‘Anyone for dogging?’ – Stevenage social media invitation to engage in late night sexual activity is not illegal say police as it draws a colourful response from readers

Fairlands Valley Park

Fairlands Valley Park - Credit: Archant

A popular Stevenage social media site has defended its decision not to take down an invitation to ‘go dogging’ which was posted on its page as it was ‘probably a joke’.

An anonymous person created the post on the Spotted in Stevenage Facebook page on January 18, inviting people to join him and ‘his wife’ to engage in the pastime which generally involves watching people engage in sexual activity, more often than not in a car.

The somewhat tongue-in-cheek post, which is still visible online, reads: “Me and wife are currently looking for another couple to join us in the back of our 1994 Volvo five-door hatchback every Friday at Fairlands Valley Park, between 1am and 3am, for lots of fun, must be over the age of 57 and into squirty cream. Thanks.”

It is not clear if the post is serious, but either way, Herts police have said the post is not itself illegal and they have received no complaints about it.

It raises questions about moral boundaries on social media posts which can easily be read by anyone using the internet.


You may also want to watch:


The responses on Facebook have ranged from mildly amused to outraged, while others – which can still be read on the page – are simply too rude to print.

One reader appeared to be annoyed he was going to miss out, posting: “Gutted, I don’t meet the age requirements”.

Most Read

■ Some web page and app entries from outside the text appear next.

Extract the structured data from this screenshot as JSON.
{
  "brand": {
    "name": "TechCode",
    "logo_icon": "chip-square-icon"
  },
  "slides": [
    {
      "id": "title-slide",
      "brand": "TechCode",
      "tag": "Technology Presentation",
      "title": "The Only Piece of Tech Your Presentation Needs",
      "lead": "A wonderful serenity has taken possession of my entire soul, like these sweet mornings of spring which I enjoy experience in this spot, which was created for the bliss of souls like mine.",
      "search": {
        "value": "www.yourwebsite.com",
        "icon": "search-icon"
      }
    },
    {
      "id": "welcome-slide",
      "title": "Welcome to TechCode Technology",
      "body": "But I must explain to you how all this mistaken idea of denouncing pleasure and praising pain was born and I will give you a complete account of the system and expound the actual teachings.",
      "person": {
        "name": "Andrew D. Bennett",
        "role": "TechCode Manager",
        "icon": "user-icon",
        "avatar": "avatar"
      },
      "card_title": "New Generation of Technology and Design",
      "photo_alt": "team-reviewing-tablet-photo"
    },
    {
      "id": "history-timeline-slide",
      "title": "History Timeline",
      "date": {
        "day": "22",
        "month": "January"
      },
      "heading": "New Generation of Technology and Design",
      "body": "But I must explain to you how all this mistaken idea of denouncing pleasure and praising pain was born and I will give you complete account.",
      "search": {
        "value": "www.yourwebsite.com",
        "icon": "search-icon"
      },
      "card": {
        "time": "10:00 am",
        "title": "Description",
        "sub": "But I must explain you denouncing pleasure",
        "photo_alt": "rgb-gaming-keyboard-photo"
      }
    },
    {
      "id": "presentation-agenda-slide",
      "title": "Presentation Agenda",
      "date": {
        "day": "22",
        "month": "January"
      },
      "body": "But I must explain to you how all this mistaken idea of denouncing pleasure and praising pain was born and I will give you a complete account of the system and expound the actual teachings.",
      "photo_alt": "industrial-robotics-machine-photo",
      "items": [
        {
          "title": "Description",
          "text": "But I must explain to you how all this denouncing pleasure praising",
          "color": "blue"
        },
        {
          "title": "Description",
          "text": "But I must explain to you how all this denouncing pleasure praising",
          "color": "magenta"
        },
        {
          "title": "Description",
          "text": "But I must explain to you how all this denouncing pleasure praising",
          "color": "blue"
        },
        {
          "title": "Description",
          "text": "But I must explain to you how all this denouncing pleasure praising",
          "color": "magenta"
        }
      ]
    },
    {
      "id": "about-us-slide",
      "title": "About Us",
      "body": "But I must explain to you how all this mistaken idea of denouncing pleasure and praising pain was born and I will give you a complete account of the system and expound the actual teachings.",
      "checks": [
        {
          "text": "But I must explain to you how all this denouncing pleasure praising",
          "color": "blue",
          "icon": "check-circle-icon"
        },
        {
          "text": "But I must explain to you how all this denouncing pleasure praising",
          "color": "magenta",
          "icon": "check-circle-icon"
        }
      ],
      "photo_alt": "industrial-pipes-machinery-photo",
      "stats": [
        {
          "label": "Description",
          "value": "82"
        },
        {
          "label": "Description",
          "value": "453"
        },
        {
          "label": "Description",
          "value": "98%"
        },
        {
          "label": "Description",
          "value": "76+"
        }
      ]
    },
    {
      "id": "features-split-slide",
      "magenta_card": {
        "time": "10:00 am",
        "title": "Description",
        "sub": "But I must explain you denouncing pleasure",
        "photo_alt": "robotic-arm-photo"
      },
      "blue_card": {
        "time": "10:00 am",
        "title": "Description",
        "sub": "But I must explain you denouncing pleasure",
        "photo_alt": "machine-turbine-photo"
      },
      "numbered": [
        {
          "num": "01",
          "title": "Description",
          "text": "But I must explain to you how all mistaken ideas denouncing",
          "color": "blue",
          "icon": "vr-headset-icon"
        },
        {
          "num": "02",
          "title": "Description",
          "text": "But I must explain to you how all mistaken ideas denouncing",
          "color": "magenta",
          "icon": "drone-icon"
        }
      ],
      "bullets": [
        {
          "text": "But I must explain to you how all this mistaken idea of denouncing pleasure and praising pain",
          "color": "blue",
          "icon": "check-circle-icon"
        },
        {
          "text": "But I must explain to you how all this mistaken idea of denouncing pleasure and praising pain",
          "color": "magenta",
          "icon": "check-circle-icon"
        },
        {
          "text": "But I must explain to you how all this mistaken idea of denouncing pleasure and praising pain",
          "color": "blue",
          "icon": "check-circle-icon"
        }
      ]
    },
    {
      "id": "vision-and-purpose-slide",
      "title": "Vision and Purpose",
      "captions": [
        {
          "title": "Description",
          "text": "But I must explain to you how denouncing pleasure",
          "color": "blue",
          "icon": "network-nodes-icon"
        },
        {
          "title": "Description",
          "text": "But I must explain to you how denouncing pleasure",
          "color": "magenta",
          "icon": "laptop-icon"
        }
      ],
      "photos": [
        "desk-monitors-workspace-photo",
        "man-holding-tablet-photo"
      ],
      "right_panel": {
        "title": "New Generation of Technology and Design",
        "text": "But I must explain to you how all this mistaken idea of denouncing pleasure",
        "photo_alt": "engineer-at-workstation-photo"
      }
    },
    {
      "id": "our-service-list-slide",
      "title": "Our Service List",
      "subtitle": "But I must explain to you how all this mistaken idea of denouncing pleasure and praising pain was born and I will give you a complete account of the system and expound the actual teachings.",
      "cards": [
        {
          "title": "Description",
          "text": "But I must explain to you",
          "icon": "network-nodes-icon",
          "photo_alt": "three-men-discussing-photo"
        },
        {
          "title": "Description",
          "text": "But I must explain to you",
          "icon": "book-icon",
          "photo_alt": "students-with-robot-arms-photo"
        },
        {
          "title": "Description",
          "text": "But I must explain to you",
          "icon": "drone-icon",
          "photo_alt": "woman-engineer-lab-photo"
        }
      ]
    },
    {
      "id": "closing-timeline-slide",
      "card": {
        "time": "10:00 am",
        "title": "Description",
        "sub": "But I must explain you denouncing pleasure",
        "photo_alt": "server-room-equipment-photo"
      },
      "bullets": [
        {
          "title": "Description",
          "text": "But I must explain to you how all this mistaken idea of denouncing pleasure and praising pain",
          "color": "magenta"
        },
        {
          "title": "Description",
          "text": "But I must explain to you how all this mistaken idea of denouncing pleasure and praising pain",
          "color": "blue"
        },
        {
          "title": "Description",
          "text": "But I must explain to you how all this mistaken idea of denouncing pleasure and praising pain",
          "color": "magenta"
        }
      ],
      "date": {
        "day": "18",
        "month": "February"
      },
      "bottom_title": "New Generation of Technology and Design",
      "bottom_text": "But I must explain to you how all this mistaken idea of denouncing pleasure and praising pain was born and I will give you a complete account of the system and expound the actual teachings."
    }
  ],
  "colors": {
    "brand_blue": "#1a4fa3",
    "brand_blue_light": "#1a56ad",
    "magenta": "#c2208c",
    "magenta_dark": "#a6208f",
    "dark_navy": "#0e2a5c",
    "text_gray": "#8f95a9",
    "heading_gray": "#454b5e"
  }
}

Another bemoaned the lateness of the hour, saying: “It’s a bit late for me, can’t make any earlier?”

One felt it would be too cold to venture out. He posted: “So as this sent by ‘anon’ I take your car will have a can of cream or a red carnation on top! Thankfully I’m not 57 and it’s too cold, rather be at home in the warm with my squirty cream.”

A man who was concerned about his weight, said: “I’m on a diet, so I’ll give the cream a miss.”

Some didn’t see the funny side though and were entirely unimpressed. One reader posted: “Unfollowing this page because everyday it posts this trivial nonsense.”

When asked about the post by the Comet, the Spotted in Stevenage administrator – who is known as The Stevenage STIG – replied: “To be honest, it was probably a joke, someone sent it in for fun I believe. It would be a bit silly of anyone to actually post publicly their exact whereabouts and what car they’re driving at a certain time at night.

“I don’t think it’s to be taken seriously. People get upset and believe everything they read on social media so that’s their issue.

“However if I felt that anything that people sent in to be posted was in any way going to cause serious worry then I wouldn’t post it. Having said that, I make no excuses for my page being controversial in its content, it was created with that sole purpose, but also to serve the community when needed.

“Since I started my page I have helped hundreds of people, featured in local, national and international press and prime time TV news stations.

“Besides, dogging has been going on there long before that post was made. The only time I would take the post down if there was police involvement and if they asked me directly to remove it.”

The legal position surrounding ‘dogging’ in the UK is somewhat ambiguous and police forces tend to adopt a more relaxed approach than you might think, partly because they have been subjected to a lot of guidance warning them against discriminating against sexual minorities.

A spokeswoman for Herts police said: “Although the practice of ‘dogging’ is not explicitly banned by one particular law, there are a multitude of offences anyone caught doing the act in public could be charged with. These include things such as indecent exposure, public lewdness and gross indecency.

“Hertfordshire Constabulary would always seek a proportionate response according to the particular circumstances. However, ultimately people caught dogging could be prosecuted under the Sexual Offences Act 2003 or under the common law offence of outraging public decency.”

Become a Supporter

This newspaper has been a central part of community life for many years. Our industry faces testing times, which is why we're asking for your support. Every contribution will help us continue to produce local journalism that makes a measurable difference to our community.

Become a Supporter